| EXERCISE OBJECTIVE |
Below are some entries; state how many of their lines include the word "Liên" and give no more than that number.

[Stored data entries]
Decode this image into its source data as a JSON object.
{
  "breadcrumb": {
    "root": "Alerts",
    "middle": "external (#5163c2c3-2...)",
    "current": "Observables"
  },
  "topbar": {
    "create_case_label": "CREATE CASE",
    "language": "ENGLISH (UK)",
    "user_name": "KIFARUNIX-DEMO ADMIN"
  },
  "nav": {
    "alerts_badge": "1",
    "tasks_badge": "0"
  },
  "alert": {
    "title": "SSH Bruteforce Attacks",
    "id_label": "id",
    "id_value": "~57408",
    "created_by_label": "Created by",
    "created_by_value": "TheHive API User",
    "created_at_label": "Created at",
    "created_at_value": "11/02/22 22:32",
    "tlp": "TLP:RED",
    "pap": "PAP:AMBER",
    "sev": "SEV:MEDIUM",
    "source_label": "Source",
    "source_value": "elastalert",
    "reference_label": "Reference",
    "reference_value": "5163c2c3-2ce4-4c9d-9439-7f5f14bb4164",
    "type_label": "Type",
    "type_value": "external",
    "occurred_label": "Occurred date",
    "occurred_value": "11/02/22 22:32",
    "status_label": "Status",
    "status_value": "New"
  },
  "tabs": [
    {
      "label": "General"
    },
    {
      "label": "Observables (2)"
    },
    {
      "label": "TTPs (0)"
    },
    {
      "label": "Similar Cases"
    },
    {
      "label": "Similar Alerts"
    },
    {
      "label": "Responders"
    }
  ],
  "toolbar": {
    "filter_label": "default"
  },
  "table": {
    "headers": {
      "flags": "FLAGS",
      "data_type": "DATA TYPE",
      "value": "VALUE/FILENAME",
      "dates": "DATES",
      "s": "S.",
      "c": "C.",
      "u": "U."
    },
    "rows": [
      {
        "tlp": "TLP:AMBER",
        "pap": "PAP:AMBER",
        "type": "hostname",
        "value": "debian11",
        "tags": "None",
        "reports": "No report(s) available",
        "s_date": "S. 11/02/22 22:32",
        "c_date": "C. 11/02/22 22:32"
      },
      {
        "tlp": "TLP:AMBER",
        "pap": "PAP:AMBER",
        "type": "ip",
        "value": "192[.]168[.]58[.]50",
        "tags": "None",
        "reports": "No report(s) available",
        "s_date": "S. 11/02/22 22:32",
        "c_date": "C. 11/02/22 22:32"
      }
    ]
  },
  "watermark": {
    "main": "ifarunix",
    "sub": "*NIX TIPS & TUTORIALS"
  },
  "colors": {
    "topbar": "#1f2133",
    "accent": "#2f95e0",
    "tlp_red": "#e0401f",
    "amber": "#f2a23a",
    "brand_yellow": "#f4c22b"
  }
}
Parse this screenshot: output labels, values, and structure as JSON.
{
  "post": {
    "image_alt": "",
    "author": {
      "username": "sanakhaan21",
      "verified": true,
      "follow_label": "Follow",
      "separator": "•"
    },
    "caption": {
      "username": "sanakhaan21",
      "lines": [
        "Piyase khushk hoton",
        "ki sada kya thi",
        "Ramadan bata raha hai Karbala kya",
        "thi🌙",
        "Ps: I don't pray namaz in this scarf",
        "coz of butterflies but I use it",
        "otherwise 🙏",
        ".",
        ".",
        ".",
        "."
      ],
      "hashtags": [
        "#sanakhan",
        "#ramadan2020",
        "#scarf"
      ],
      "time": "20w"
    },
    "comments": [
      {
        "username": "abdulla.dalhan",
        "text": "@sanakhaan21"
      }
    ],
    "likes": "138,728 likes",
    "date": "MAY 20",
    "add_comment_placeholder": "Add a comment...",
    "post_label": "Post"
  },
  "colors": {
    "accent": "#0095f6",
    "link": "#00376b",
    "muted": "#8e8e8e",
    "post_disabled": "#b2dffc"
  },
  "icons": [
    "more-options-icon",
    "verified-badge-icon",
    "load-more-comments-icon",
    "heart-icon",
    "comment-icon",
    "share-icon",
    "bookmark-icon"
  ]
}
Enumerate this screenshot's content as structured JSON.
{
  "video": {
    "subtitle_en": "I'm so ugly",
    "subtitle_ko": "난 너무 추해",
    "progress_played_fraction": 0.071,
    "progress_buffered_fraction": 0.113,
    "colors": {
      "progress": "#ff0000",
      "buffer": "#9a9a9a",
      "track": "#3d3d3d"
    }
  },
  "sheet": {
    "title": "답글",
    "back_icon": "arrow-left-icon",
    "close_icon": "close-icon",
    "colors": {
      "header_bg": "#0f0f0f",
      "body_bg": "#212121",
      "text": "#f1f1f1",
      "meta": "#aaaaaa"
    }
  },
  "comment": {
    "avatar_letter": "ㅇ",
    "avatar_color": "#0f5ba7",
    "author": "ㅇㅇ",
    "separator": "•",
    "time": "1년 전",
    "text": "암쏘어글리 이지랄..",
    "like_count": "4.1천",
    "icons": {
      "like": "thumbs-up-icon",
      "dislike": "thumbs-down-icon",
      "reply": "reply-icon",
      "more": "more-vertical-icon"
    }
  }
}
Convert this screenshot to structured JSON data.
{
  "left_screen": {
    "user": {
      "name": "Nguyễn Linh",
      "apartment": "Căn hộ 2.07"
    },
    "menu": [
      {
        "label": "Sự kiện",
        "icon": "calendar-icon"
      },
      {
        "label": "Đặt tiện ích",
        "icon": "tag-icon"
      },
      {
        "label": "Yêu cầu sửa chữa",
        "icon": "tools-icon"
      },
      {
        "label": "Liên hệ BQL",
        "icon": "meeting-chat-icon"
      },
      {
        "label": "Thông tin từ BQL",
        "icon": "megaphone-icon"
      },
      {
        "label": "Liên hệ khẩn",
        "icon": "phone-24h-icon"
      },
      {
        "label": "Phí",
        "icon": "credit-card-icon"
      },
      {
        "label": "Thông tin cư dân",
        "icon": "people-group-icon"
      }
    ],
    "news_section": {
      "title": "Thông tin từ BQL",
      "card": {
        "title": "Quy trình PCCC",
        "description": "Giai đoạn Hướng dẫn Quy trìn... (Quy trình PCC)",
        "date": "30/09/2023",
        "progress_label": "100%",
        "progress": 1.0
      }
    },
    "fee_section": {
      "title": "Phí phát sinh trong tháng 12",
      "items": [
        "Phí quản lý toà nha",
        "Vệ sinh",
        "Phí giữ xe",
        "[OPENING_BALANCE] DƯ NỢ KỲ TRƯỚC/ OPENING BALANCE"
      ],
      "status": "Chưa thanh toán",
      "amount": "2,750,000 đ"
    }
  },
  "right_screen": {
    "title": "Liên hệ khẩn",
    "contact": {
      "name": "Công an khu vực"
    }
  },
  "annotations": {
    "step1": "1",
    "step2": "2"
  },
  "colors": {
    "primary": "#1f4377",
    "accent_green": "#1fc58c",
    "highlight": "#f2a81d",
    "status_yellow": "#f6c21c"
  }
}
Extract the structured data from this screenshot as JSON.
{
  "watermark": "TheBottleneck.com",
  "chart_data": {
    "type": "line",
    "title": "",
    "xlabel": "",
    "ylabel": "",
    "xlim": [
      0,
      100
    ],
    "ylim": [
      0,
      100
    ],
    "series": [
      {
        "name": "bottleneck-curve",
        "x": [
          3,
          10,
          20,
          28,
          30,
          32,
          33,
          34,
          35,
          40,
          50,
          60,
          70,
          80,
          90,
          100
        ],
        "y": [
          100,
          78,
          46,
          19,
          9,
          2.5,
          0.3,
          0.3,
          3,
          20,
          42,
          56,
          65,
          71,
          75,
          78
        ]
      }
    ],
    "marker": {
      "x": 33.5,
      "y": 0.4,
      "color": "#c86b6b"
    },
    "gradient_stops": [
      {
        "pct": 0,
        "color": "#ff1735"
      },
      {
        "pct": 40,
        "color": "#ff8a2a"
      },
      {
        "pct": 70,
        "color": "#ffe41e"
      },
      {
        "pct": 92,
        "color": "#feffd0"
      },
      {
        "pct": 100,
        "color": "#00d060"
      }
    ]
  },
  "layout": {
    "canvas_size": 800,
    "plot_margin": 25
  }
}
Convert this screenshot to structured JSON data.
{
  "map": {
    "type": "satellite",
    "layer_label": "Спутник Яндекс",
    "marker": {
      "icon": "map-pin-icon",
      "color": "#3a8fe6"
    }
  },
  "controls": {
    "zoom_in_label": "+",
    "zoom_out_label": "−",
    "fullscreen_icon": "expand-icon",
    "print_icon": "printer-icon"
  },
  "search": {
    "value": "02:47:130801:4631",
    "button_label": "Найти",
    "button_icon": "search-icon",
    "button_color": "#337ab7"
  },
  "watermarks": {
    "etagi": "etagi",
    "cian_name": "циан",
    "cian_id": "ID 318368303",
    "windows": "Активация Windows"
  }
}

| SOLUTION TO THE PROBLEM |
3